→ **Exercise objective**: Using the data that follows, report how many lines include "ball"; output no other text.

(Data excerpts)
----------------

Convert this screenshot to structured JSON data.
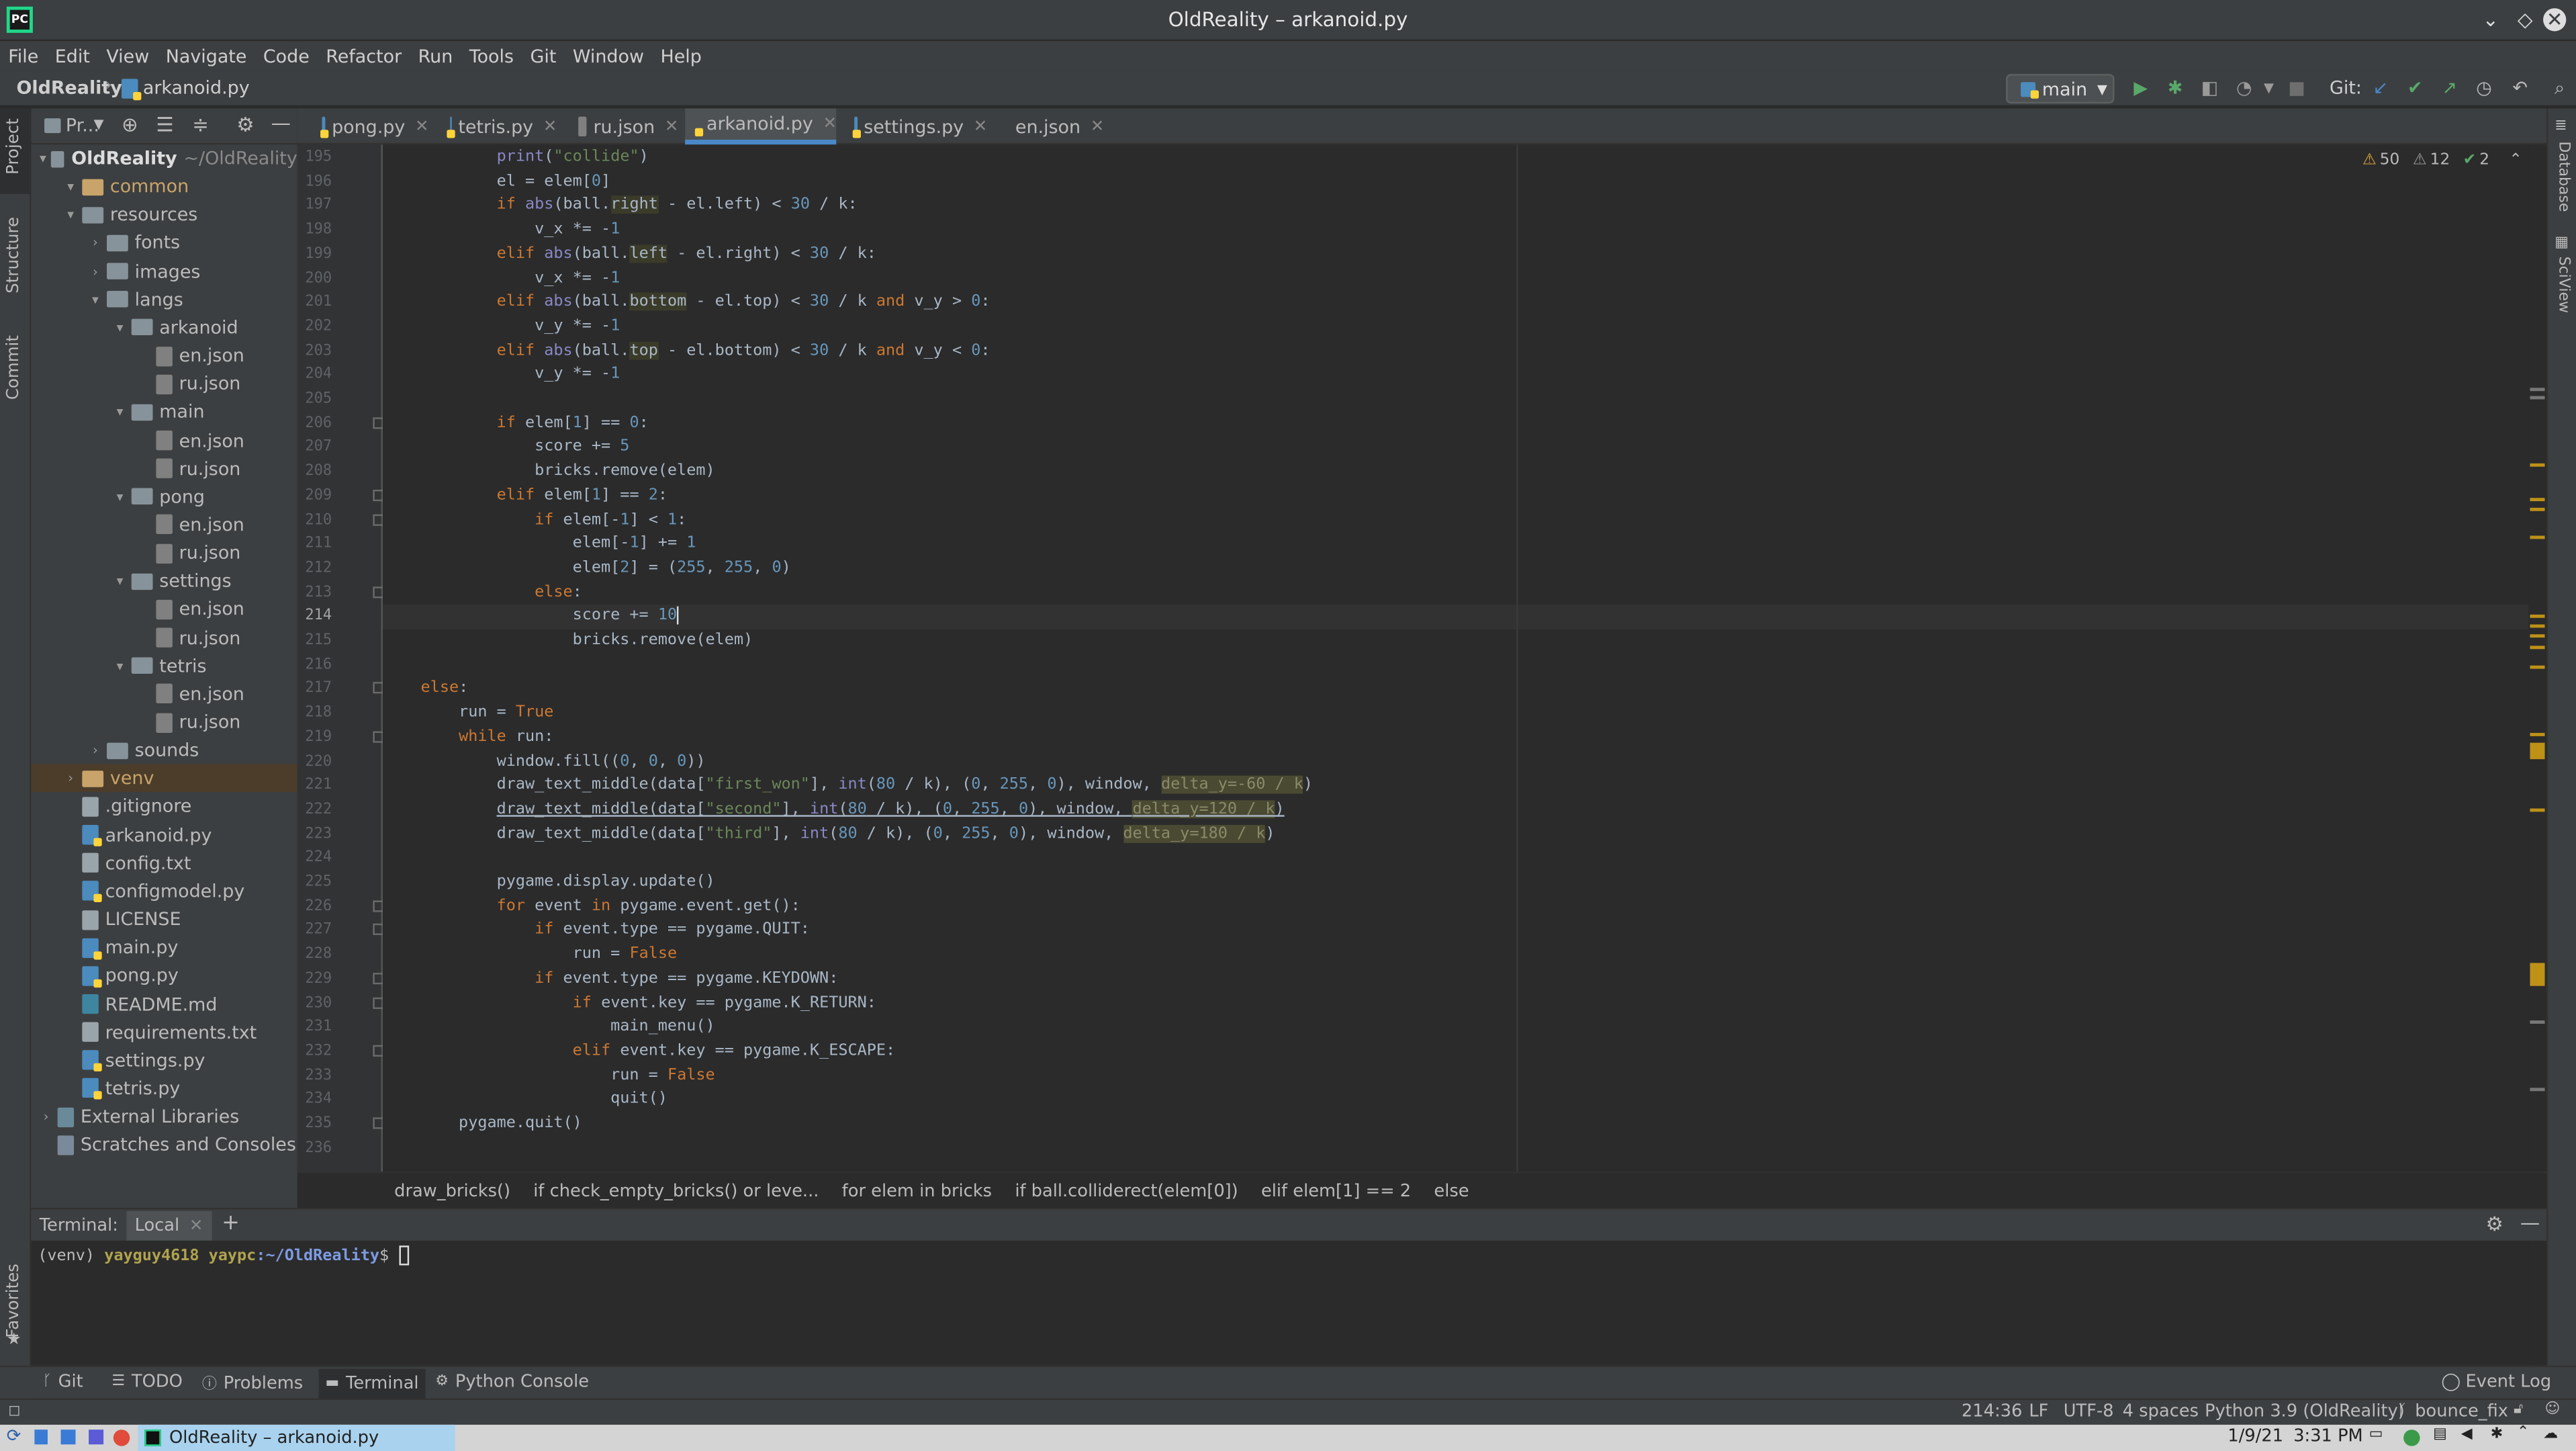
{
  "window": {
    "title": "OldReality – arkanoid.py"
  },
  "menu": [
    "File",
    "Edit",
    "View",
    "Navigate",
    "Code",
    "Refactor",
    "Run",
    "Tools",
    "Git",
    "Window",
    "Help"
  ],
  "nav": {
    "project": "OldReality",
    "file": "arkanoid.py",
    "branch": "main",
    "git_label": "Git:"
  },
  "left_tools": {
    "project": "Project",
    "structure": "Structure",
    "commit": "Commit",
    "favorites": "Favorites"
  },
  "right_tools": {
    "database": "Database",
    "sciview": "SciView"
  },
  "project_panel": {
    "label": "Pr..."
  },
  "tree": [
    {
      "depth": 0,
      "arrow": "▾",
      "icon": "folder",
      "name": "OldReality",
      "extra": "~/OldReality",
      "color": "#dcdcdc"
    },
    {
      "depth": 1,
      "arrow": "▾",
      "icon": "folder-o",
      "name": "common",
      "color": "#c8a46a"
    },
    {
      "depth": 1,
      "arrow": "▾",
      "icon": "folder",
      "name": "resources"
    },
    {
      "depth": 2,
      "arrow": "›",
      "icon": "folder",
      "name": "fonts"
    },
    {
      "depth": 2,
      "arrow": "›",
      "icon": "folder",
      "name": "images"
    },
    {
      "depth": 2,
      "arrow": "▾",
      "icon": "folder",
      "name": "langs"
    },
    {
      "depth": 3,
      "arrow": "▾",
      "icon": "folder",
      "name": "arkanoid"
    },
    {
      "depth": 4,
      "arrow": "",
      "icon": "json",
      "name": "en.json"
    },
    {
      "depth": 4,
      "arrow": "",
      "icon": "json",
      "name": "ru.json"
    },
    {
      "depth": 3,
      "arrow": "▾",
      "icon": "folder",
      "name": "main"
    },
    {
      "depth": 4,
      "arrow": "",
      "icon": "json",
      "name": "en.json"
    },
    {
      "depth": 4,
      "arrow": "",
      "icon": "json",
      "name": "ru.json"
    },
    {
      "depth": 3,
      "arrow": "▾",
      "icon": "folder",
      "name": "pong"
    },
    {
      "depth": 4,
      "arrow": "",
      "icon": "json",
      "name": "en.json"
    },
    {
      "depth": 4,
      "arrow": "",
      "icon": "json",
      "name": "ru.json"
    },
    {
      "depth": 3,
      "arrow": "▾",
      "icon": "folder",
      "name": "settings"
    },
    {
      "depth": 4,
      "arrow": "",
      "icon": "json",
      "name": "en.json"
    },
    {
      "depth": 4,
      "arrow": "",
      "icon": "json",
      "name": "ru.json"
    },
    {
      "depth": 3,
      "arrow": "▾",
      "icon": "folder",
      "name": "tetris"
    },
    {
      "depth": 4,
      "arrow": "",
      "icon": "json",
      "name": "en.json"
    },
    {
      "depth": 4,
      "arrow": "",
      "icon": "json",
      "name": "ru.json"
    },
    {
      "depth": 2,
      "arrow": "›",
      "icon": "folder",
      "name": "sounds"
    },
    {
      "depth": 1,
      "arrow": "›",
      "icon": "folder-o",
      "name": "venv",
      "color": "#c8a46a",
      "selected": true
    },
    {
      "depth": 1,
      "arrow": "",
      "icon": "txt",
      "name": ".gitignore"
    },
    {
      "depth": 1,
      "arrow": "",
      "icon": "py",
      "name": "arkanoid.py"
    },
    {
      "depth": 1,
      "arrow": "",
      "icon": "txt",
      "name": "config.txt"
    },
    {
      "depth": 1,
      "arrow": "",
      "icon": "py",
      "name": "configmodel.py"
    },
    {
      "depth": 1,
      "arrow": "",
      "icon": "txt",
      "name": "LICENSE"
    },
    {
      "depth": 1,
      "arrow": "",
      "icon": "py",
      "name": "main.py"
    },
    {
      "depth": 1,
      "arrow": "",
      "icon": "py",
      "name": "pong.py"
    },
    {
      "depth": 1,
      "arrow": "",
      "icon": "md",
      "name": "README.md"
    },
    {
      "depth": 1,
      "arrow": "",
      "icon": "txt",
      "name": "requirements.txt"
    },
    {
      "depth": 1,
      "arrow": "",
      "icon": "py",
      "name": "settings.py"
    },
    {
      "depth": 1,
      "arrow": "",
      "icon": "py",
      "name": "tetris.py"
    },
    {
      "depth": 0,
      "arrow": "›",
      "icon": "lib",
      "name": "External Libraries"
    },
    {
      "depth": 0,
      "arrow": "",
      "icon": "scratch",
      "name": "Scratches and Consoles"
    }
  ],
  "tabs": [
    {
      "label": "pong.py",
      "icon": "py"
    },
    {
      "label": "tetris.py",
      "icon": "py"
    },
    {
      "label": "ru.json",
      "icon": "json"
    },
    {
      "label": "arkanoid.py",
      "icon": "py",
      "active": true
    },
    {
      "label": "settings.py",
      "icon": "py"
    },
    {
      "label": "en.json",
      "icon": "json"
    }
  ],
  "inspections": {
    "warnings": "50",
    "weak": "12",
    "ok": "2"
  },
  "code": [
    {
      "n": "195",
      "html": "            <span class='bi'>print</span>(<span class='str'>\"collide\"</span>)"
    },
    {
      "n": "196",
      "html": "            el = elem[<span class='num'>0</span>]"
    },
    {
      "n": "197",
      "html": "            <span class='kw'>if</span> <span class='bi'>abs</span>(ball.<span class='hl'>right</span> - el.left) &lt; <span class='num'>30</span> / k:"
    },
    {
      "n": "198",
      "html": "                v_x *= -<span class='num'>1</span>"
    },
    {
      "n": "199",
      "html": "            <span class='kw'>elif</span> <span class='bi'>abs</span>(ball.<span class='hl'>left</span> - el.right) &lt; <span class='num'>30</span> / k:"
    },
    {
      "n": "200",
      "html": "                v_x *= -<span class='num'>1</span>"
    },
    {
      "n": "201",
      "html": "            <span class='kw'>elif</span> <span class='bi'>abs</span>(ball.<span class='hl'>bottom</span> - el.top) &lt; <span class='num'>30</span> / k <span class='kw'>and</span> v_y &gt; <span class='num'>0</span>:"
    },
    {
      "n": "202",
      "html": "                v_y *= -<span class='num'>1</span>"
    },
    {
      "n": "203",
      "html": "            <span class='kw'>elif</span> <span class='bi'>abs</span>(ball.<span class='hl'>top</span> - el.bottom) &lt; <span class='num'>30</span> / k <span class='kw'>and</span> v_y &lt; <span class='num'>0</span>:"
    },
    {
      "n": "204",
      "html": "                v_y *= -<span class='num'>1</span>"
    },
    {
      "n": "205",
      "html": ""
    },
    {
      "n": "206",
      "html": "            <span class='kw'>if</span> elem[<span class='num'>1</span>] == <span class='num'>0</span>:"
    },
    {
      "n": "207",
      "html": "                score += <span class='num'>5</span>"
    },
    {
      "n": "208",
      "html": "                bricks.remove(elem)"
    },
    {
      "n": "209",
      "html": "            <span class='kw'>elif</span> elem[<span class='num'>1</span>] == <span class='num'>2</span>:"
    },
    {
      "n": "210",
      "html": "                <span class='kw'>if</span> elem[-<span class='num'>1</span>] &lt; <span class='num'>1</span>:"
    },
    {
      "n": "211",
      "html": "                    elem[-<span class='num'>1</span>] += <span class='num'>1</span>"
    },
    {
      "n": "212",
      "html": "                    elem[<span class='num'>2</span>] = (<span class='num'>255</span>, <span class='num'>255</span>, <span class='num'>0</span>)"
    },
    {
      "n": "213",
      "html": "                <span class='kw'>else</span>:"
    },
    {
      "n": "214",
      "html": "                    score += <span class='num'>10</span><span style='border-left:1px solid #ddd'></span>",
      "cur": true
    },
    {
      "n": "215",
      "html": "                    bricks.remove(elem)"
    },
    {
      "n": "216",
      "html": ""
    },
    {
      "n": "217",
      "html": "    <span class='kw'>else</span>:"
    },
    {
      "n": "218",
      "html": "        run = <span class='kw'>True</span>"
    },
    {
      "n": "219",
      "html": "        <span class='kw'>while</span> run:"
    },
    {
      "n": "220",
      "html": "            window.fill((<span class='num'>0</span>, <span class='num'>0</span>, <span class='num'>0</span>))"
    },
    {
      "n": "221",
      "html": "            draw_text_middle(data[<span class='str'>\"first_won\"</span>], <span class='bi'>int</span>(<span class='num'>80</span> / k), (<span class='num'>0</span>, <span class='num'>255</span>, <span class='num'>0</span>), window, <span class='wrn'>delta_y=-60 / k</span>)"
    },
    {
      "n": "222",
      "html": "            <u>draw_text_middle(data[<span class='str'>\"second\"</span>], <span class='bi'>int</span>(<span class='num'>80</span> / k), (<span class='num'>0</span>, <span class='num'>255</span>, <span class='num'>0</span>), window, <span class='wrn'>delta_y=120 / k</span>)</u>"
    },
    {
      "n": "223",
      "html": "            draw_text_middle(data[<span class='str'>\"third\"</span>], <span class='bi'>int</span>(<span class='num'>80</span> / k), (<span class='num'>0</span>, <span class='num'>255</span>, <span class='num'>0</span>), window, <span class='wrn'>delta_y=180 / k</span>)"
    },
    {
      "n": "224",
      "html": ""
    },
    {
      "n": "225",
      "html": "            pygame.display.update()"
    },
    {
      "n": "226",
      "html": "            <span class='kw'>for</span> event <span class='kw'>in</span> pygame.event.get():"
    },
    {
      "n": "227",
      "html": "                <span class='kw'>if</span> event.type == pygame.QUIT:"
    },
    {
      "n": "228",
      "html": "                    run = <span class='kw'>False</span>"
    },
    {
      "n": "229",
      "html": "                <span class='kw'>if</span> event.type == pygame.KEYDOWN:"
    },
    {
      "n": "230",
      "html": "                    <span class='kw'>if</span> event.key == pygame.K_RETURN:"
    },
    {
      "n": "231",
      "html": "                        main_menu()"
    },
    {
      "n": "232",
      "html": "                    <span class='kw'>elif</span> event.key == pygame.K_ESCAPE:"
    },
    {
      "n": "233",
      "html": "                        run = <span class='kw'>False</span>"
    },
    {
      "n": "234",
      "html": "                        quit()"
    },
    {
      "n": "235",
      "html": "        pygame.quit()"
    },
    {
      "n": "236",
      "html": ""
    }
  ],
  "breadcrumbs": [
    "draw_bricks()",
    "if check_empty_bricks() or leve...",
    "for elem in bricks",
    "if ball.colliderect(elem[0])",
    "elif elem[1] == 2",
    "else"
  ],
  "terminal": {
    "label": "Terminal:",
    "tab": "Local",
    "prompt_env": "(venv)",
    "user": "yayguy4618",
    "host": "yaypc",
    "path": ":~/OldReality",
    "sym": "$"
  },
  "bottom_tabs": [
    "Git",
    "TODO",
    "Problems",
    "Terminal",
    "Python Console"
  ],
  "event_log": "Event Log",
  "status": {
    "position": "214:36",
    "line_sep": "LF",
    "encoding": "UTF-8",
    "indent": "4 spaces",
    "interpreter": "Python 3.9 (OldReality)",
    "branch": "bounce_fix"
  },
  "taskbar": {
    "task": "OldReality – arkanoid.py",
    "date": "1/9/21",
    "time": "3:31 PM"
  }
}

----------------

→ **Task answer**: 5